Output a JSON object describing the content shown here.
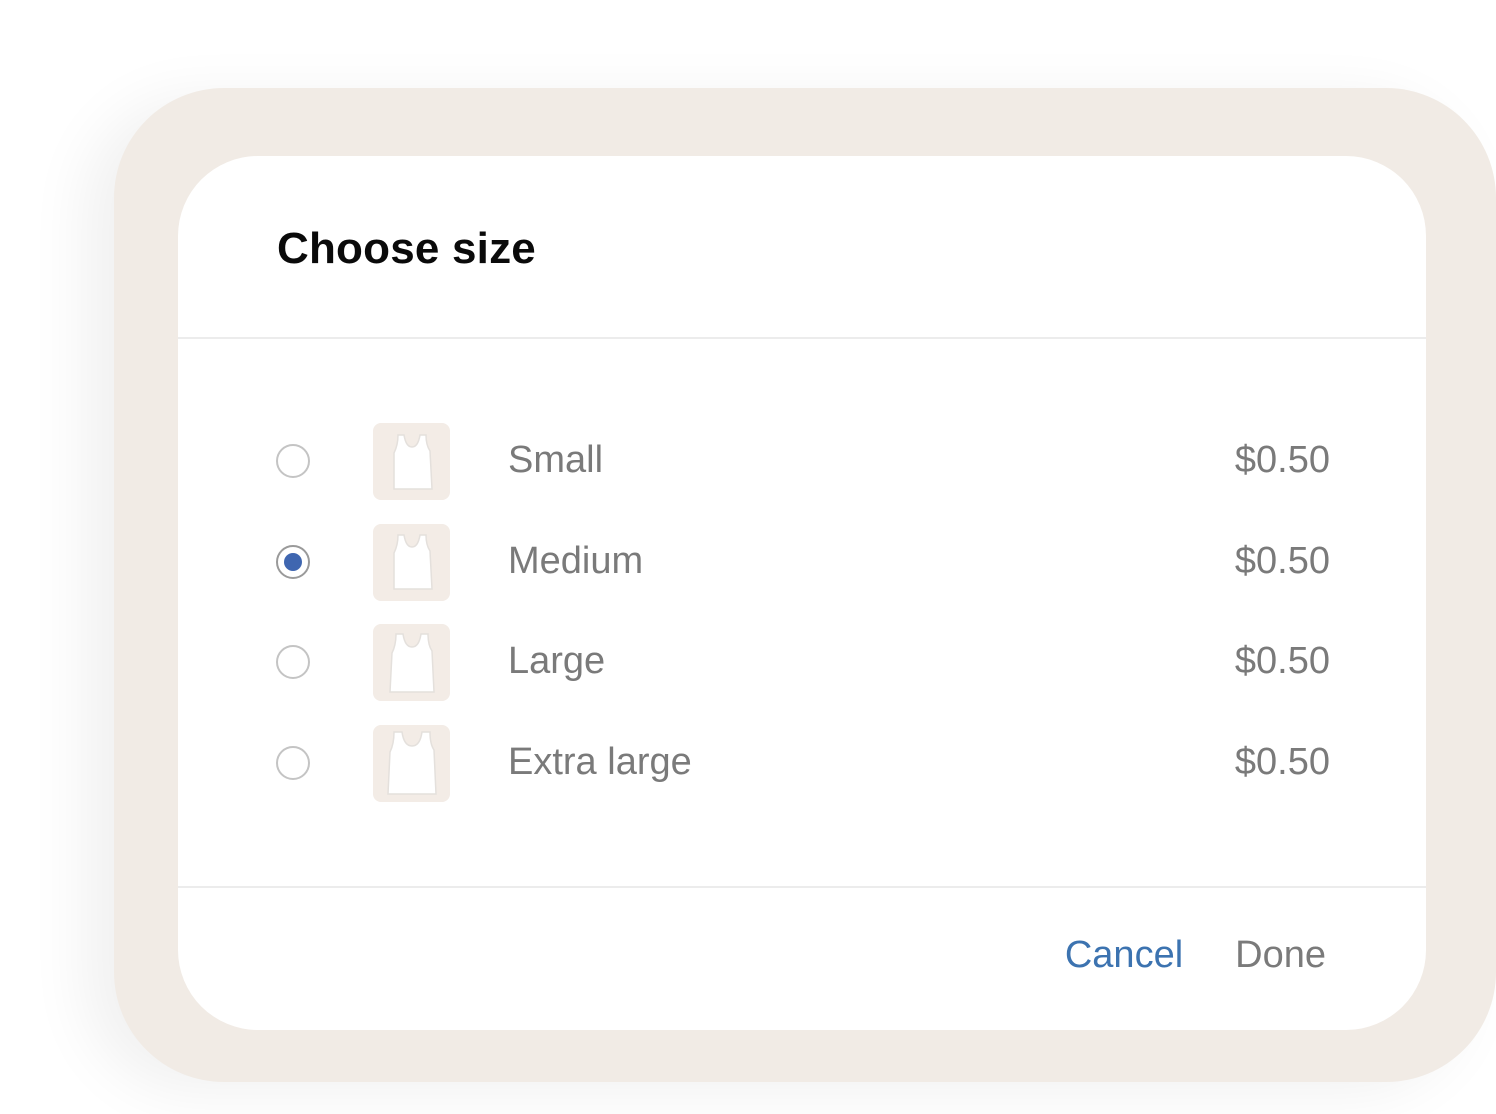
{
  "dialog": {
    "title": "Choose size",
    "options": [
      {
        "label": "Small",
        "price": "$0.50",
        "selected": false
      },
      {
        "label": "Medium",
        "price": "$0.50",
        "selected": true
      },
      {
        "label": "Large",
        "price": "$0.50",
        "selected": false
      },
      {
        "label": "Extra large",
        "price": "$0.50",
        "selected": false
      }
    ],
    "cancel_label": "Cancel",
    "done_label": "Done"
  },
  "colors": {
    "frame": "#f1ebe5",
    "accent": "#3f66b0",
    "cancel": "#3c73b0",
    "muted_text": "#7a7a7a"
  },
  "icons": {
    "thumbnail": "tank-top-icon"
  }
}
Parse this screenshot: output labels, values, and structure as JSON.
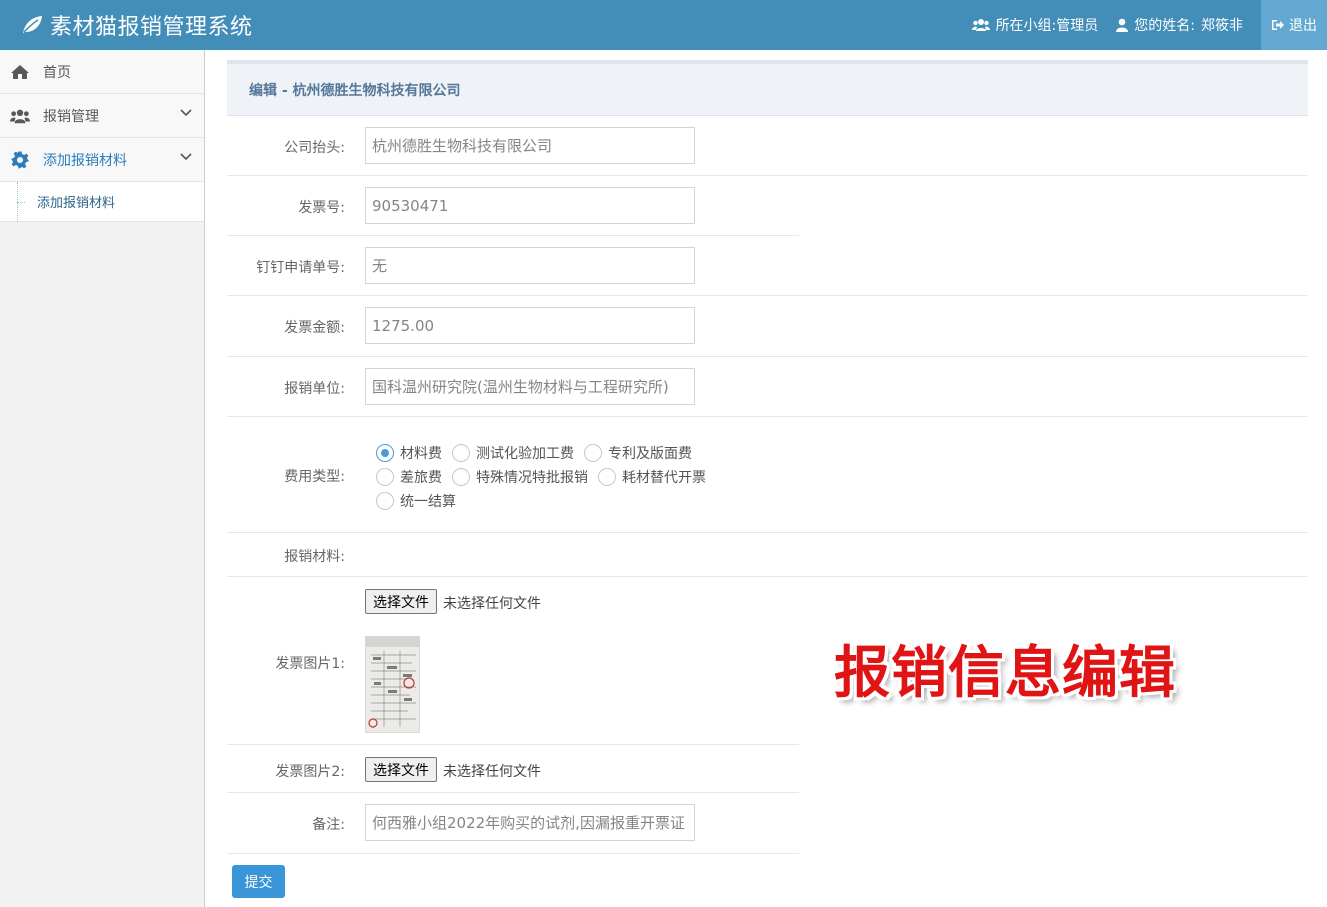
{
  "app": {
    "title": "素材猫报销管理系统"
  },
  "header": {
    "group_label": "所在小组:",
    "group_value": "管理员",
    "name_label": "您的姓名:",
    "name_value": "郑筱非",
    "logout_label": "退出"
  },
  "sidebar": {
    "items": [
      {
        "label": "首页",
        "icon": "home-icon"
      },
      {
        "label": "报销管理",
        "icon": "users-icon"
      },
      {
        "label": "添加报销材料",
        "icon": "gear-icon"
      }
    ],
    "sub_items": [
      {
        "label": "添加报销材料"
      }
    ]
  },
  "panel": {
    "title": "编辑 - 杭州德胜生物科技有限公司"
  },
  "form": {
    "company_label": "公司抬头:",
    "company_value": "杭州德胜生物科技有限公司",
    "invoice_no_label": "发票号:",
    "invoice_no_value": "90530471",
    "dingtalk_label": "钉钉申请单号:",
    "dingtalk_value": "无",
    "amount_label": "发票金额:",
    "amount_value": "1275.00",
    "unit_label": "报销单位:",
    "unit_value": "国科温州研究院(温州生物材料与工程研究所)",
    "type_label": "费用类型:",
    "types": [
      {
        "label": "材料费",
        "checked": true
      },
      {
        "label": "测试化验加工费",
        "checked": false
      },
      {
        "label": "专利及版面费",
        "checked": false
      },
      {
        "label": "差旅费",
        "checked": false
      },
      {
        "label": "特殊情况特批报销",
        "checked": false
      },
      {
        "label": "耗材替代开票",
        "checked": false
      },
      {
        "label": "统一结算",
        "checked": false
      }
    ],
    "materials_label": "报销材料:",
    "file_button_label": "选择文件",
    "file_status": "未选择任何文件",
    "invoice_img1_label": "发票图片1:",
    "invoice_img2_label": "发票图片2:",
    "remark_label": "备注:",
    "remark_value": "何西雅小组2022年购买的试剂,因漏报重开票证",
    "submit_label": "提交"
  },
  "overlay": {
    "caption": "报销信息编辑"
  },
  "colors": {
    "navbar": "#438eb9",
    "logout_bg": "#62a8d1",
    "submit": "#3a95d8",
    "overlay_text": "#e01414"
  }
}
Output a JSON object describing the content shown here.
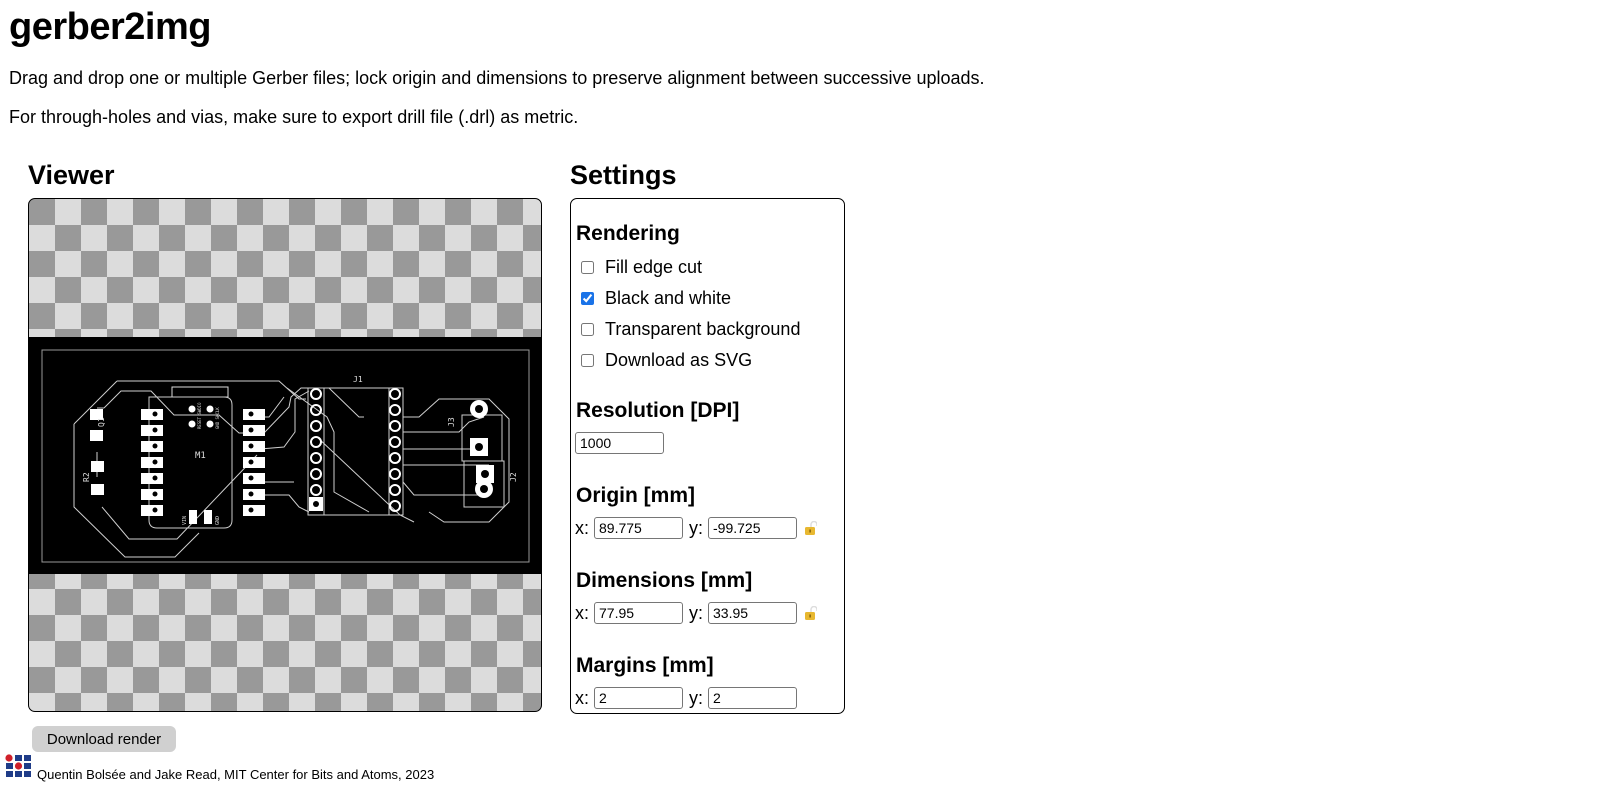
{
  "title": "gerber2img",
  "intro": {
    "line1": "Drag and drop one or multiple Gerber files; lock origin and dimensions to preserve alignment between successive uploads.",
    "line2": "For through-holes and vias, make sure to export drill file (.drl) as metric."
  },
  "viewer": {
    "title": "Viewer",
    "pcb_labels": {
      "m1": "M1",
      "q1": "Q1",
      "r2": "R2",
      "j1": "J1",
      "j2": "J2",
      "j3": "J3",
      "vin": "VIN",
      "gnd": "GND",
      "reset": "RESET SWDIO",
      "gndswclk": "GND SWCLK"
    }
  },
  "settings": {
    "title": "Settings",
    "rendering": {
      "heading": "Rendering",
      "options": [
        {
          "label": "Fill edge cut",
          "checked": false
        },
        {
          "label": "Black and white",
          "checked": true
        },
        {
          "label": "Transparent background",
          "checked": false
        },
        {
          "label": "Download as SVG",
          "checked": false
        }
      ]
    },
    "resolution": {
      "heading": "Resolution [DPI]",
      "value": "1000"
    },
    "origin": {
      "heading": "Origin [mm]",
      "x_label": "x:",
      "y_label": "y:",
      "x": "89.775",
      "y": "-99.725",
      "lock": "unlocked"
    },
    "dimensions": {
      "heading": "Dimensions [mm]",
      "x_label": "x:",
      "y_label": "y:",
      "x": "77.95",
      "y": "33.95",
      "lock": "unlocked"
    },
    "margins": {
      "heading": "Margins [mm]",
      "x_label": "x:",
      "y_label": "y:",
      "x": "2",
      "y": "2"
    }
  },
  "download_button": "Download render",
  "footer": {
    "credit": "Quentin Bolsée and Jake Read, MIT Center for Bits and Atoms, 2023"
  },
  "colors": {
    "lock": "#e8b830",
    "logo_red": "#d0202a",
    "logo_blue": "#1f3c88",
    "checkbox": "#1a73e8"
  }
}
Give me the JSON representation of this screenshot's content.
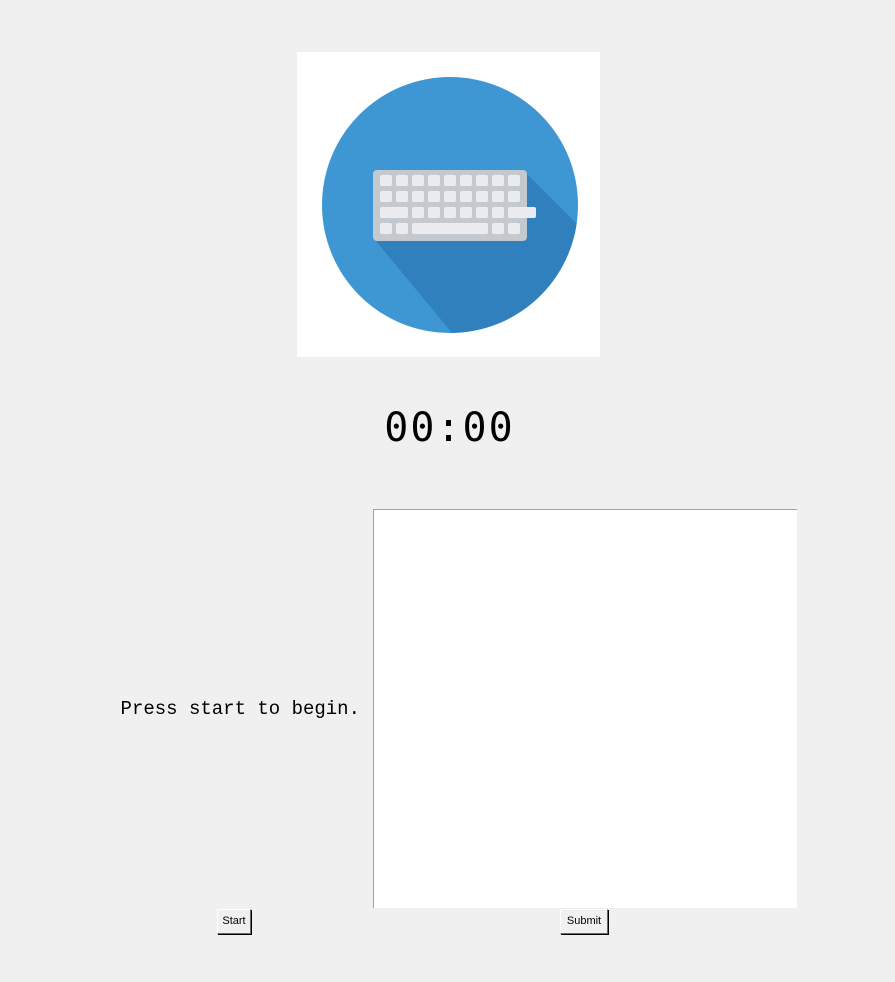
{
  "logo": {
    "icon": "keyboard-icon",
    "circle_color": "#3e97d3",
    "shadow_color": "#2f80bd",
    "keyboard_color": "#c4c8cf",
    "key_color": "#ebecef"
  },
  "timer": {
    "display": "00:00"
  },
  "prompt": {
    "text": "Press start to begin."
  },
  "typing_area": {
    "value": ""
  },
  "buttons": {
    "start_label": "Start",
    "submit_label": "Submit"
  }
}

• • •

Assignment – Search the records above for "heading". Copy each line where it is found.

Output for this task –
      "heading": "Rendering",
      "heading": "Resolution [DPI]",
      "heading": "Origin [mm]",
      "heading": "Dimensions [mm]",
      "heading": "Margins [mm]",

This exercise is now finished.